● **Your instructions**
Output the material exactly, with every line intact.

● ● ● ● ● ● ●

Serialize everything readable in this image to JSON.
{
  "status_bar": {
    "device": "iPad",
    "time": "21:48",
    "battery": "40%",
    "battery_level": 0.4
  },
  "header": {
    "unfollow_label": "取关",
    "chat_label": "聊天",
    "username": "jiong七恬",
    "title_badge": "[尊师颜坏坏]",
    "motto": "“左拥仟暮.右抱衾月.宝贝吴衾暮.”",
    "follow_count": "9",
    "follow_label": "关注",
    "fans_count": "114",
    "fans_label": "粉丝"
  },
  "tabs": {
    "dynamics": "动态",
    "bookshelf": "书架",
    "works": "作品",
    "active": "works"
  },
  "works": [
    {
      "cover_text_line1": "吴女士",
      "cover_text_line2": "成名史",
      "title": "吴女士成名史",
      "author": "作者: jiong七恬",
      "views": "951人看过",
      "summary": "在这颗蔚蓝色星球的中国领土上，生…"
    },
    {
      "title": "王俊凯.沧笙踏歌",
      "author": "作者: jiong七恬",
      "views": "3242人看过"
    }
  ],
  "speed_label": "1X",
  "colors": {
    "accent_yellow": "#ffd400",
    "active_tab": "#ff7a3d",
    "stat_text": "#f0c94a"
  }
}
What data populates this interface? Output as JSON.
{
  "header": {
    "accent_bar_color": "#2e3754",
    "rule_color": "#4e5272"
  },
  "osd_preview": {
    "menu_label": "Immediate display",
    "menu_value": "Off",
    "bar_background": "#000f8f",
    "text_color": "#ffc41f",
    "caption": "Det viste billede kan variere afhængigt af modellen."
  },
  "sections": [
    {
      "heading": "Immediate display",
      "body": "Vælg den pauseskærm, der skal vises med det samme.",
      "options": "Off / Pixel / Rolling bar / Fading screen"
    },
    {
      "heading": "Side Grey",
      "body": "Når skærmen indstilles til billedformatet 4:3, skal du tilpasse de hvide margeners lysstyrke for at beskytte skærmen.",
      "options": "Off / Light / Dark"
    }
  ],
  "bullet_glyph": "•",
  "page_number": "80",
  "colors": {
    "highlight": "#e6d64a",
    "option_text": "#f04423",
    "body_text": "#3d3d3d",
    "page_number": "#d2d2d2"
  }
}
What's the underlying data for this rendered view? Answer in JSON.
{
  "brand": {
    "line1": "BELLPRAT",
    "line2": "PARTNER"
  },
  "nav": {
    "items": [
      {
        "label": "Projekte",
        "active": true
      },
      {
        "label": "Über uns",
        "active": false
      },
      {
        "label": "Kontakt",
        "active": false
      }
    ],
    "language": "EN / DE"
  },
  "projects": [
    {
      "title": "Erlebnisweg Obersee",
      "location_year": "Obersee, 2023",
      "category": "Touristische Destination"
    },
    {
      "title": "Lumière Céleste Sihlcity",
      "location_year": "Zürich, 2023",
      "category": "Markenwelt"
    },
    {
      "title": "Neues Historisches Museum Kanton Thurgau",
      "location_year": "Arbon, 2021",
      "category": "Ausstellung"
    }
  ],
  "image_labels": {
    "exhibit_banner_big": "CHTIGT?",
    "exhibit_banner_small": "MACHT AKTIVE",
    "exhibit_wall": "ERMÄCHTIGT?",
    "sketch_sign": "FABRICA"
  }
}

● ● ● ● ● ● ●

● **Result of this exercise**
Serialize everything readable in this image to JSON.
{
  "status_bar": {
    "device": "iPad",
    "time": "21:48",
    "battery": "40%",
    "battery_level": 0.4
  },
  "header": {
    "unfollow_label": "取关",
    "chat_label": "聊天",
    "username": "jiong七恬",
    "title_badge": "[尊师颜坏坏]",
    "motto": "“左拥仟暮.右抱衾月.宝贝吴衾暮.”",
    "follow_count": "9",
    "follow_label": "关注",
    "fans_count": "114",
    "fans_label": "粉丝"
  },
  "tabs": {
    "dynamics": "动态",
    "bookshelf": "书架",
    "works": "作品",
    "active": "works"
  },
  "works": [
    {
      "cover_text_line1": "吴女士",
      "cover_text_line2": "成名史",
      "title": "吴女士成名史",
      "author": "作者: jiong七恬",
      "views": "951人看过",
      "summary": "在这颗蔚蓝色星球的中国领土上，生…"
    },
    {
      "title": "王俊凯.沧笙踏歌",
      "author": "作者: jiong七恬",
      "views": "3242人看过"
    }
  ],
  "speed_label": "1X",
  "colors": {
    "accent_yellow": "#ffd400",
    "active_tab": "#ff7a3d",
    "stat_text": "#f0c94a"
  }
}
What data populates this interface? Output as JSON.
{
  "header": {
    "accent_bar_color": "#2e3754",
    "rule_color": "#4e5272"
  },
  "osd_preview": {
    "menu_label": "Immediate display",
    "menu_value": "Off",
    "bar_background": "#000f8f",
    "text_color": "#ffc41f",
    "caption": "Det viste billede kan variere afhængigt af modellen."
  },
  "sections": [
    {
      "heading": "Immediate display",
      "body": "Vælg den pauseskærm, der skal vises med det samme.",
      "options": "Off / Pixel / Rolling bar / Fading screen"
    },
    {
      "heading": "Side Grey",
      "body": "Når skærmen indstilles til billedformatet 4:3, skal du tilpasse de hvide margeners lysstyrke for at beskytte skærmen.",
      "options": "Off / Light / Dark"
    }
  ],
  "bullet_glyph": "•",
  "page_number": "80",
  "colors": {
    "highlight": "#e6d64a",
    "option_text": "#f04423",
    "body_text": "#3d3d3d",
    "page_number": "#d2d2d2"
  }
}
What's the underlying data for this rendered view? Answer in JSON.
{
  "brand": {
    "line1": "BELLPRAT",
    "line2": "PARTNER"
  },
  "nav": {
    "items": [
      {
        "label": "Projekte",
        "active": true
      },
      {
        "label": "Über uns",
        "active": false
      },
      {
        "label": "Kontakt",
        "active": false
      }
    ],
    "language": "EN / DE"
  },
  "projects": [
    {
      "title": "Erlebnisweg Obersee",
      "location_year": "Obersee, 2023",
      "category": "Touristische Destination"
    },
    {
      "title": "Lumière Céleste Sihlcity",
      "location_year": "Zürich, 2023",
      "category": "Markenwelt"
    },
    {
      "title": "Neues Historisches Museum Kanton Thurgau",
      "location_year": "Arbon, 2021",
      "category": "Ausstellung"
    }
  ],
  "image_labels": {
    "exhibit_banner_big": "CHTIGT?",
    "exhibit_banner_small": "MACHT AKTIVE",
    "exhibit_wall": "ERMÄCHTIGT?",
    "sketch_sign": "FABRICA"
  }
}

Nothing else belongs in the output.